▸ **ACTIVITY**
The full listing needs to be output exactly.

▸ **MATERIAL FOR THIS EXERCISE**

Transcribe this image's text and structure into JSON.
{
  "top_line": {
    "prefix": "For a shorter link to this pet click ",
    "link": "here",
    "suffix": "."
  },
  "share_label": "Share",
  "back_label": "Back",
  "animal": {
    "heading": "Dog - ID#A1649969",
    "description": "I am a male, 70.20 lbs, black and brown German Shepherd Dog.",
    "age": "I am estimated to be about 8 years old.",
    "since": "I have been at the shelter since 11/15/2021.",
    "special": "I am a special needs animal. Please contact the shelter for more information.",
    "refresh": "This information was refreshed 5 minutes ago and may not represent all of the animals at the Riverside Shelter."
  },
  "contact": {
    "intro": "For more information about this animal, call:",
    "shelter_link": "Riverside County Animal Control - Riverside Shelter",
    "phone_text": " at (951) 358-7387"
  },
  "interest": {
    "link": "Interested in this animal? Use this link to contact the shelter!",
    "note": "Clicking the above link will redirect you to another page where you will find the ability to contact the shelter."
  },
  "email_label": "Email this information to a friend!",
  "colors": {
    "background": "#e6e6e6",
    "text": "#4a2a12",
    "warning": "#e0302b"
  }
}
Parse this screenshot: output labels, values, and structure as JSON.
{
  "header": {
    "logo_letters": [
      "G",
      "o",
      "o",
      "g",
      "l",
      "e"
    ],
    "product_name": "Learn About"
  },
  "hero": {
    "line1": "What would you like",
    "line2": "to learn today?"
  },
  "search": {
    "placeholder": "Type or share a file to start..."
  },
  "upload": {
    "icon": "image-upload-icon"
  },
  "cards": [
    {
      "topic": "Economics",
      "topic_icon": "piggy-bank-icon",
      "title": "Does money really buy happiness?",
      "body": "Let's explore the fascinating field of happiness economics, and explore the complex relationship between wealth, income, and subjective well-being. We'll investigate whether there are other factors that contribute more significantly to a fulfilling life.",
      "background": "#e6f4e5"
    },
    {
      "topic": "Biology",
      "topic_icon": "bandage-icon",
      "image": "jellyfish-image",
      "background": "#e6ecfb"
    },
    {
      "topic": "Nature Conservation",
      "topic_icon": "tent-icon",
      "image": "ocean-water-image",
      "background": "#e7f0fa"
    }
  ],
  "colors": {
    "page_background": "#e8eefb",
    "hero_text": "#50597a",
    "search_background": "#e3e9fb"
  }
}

▸ **RESULT**
Transcribe this image's text and structure into JSON.
{
  "top_line": {
    "prefix": "For a shorter link to this pet click ",
    "link": "here",
    "suffix": "."
  },
  "share_label": "Share",
  "back_label": "Back",
  "animal": {
    "heading": "Dog - ID#A1649969",
    "description": "I am a male, 70.20 lbs, black and brown German Shepherd Dog.",
    "age": "I am estimated to be about 8 years old.",
    "since": "I have been at the shelter since 11/15/2021.",
    "special": "I am a special needs animal. Please contact the shelter for more information.",
    "refresh": "This information was refreshed 5 minutes ago and may not represent all of the animals at the Riverside Shelter."
  },
  "contact": {
    "intro": "For more information about this animal, call:",
    "shelter_link": "Riverside County Animal Control - Riverside Shelter",
    "phone_text": " at (951) 358-7387"
  },
  "interest": {
    "link": "Interested in this animal? Use this link to contact the shelter!",
    "note": "Clicking the above link will redirect you to another page where you will find the ability to contact the shelter."
  },
  "email_label": "Email this information to a friend!",
  "colors": {
    "background": "#e6e6e6",
    "text": "#4a2a12",
    "warning": "#e0302b"
  }
}
Parse this screenshot: output labels, values, and structure as JSON.
{
  "header": {
    "logo_letters": [
      "G",
      "o",
      "o",
      "g",
      "l",
      "e"
    ],
    "product_name": "Learn About"
  },
  "hero": {
    "line1": "What would you like",
    "line2": "to learn today?"
  },
  "search": {
    "placeholder": "Type or share a file to start..."
  },
  "upload": {
    "icon": "image-upload-icon"
  },
  "cards": [
    {
      "topic": "Economics",
      "topic_icon": "piggy-bank-icon",
      "title": "Does money really buy happiness?",
      "body": "Let's explore the fascinating field of happiness economics, and explore the complex relationship between wealth, income, and subjective well-being. We'll investigate whether there are other factors that contribute more significantly to a fulfilling life.",
      "background": "#e6f4e5"
    },
    {
      "topic": "Biology",
      "topic_icon": "bandage-icon",
      "image": "jellyfish-image",
      "background": "#e6ecfb"
    },
    {
      "topic": "Nature Conservation",
      "topic_icon": "tent-icon",
      "image": "ocean-water-image",
      "background": "#e7f0fa"
    }
  ],
  "colors": {
    "page_background": "#e8eefb",
    "hero_text": "#50597a",
    "search_background": "#e3e9fb"
  }
}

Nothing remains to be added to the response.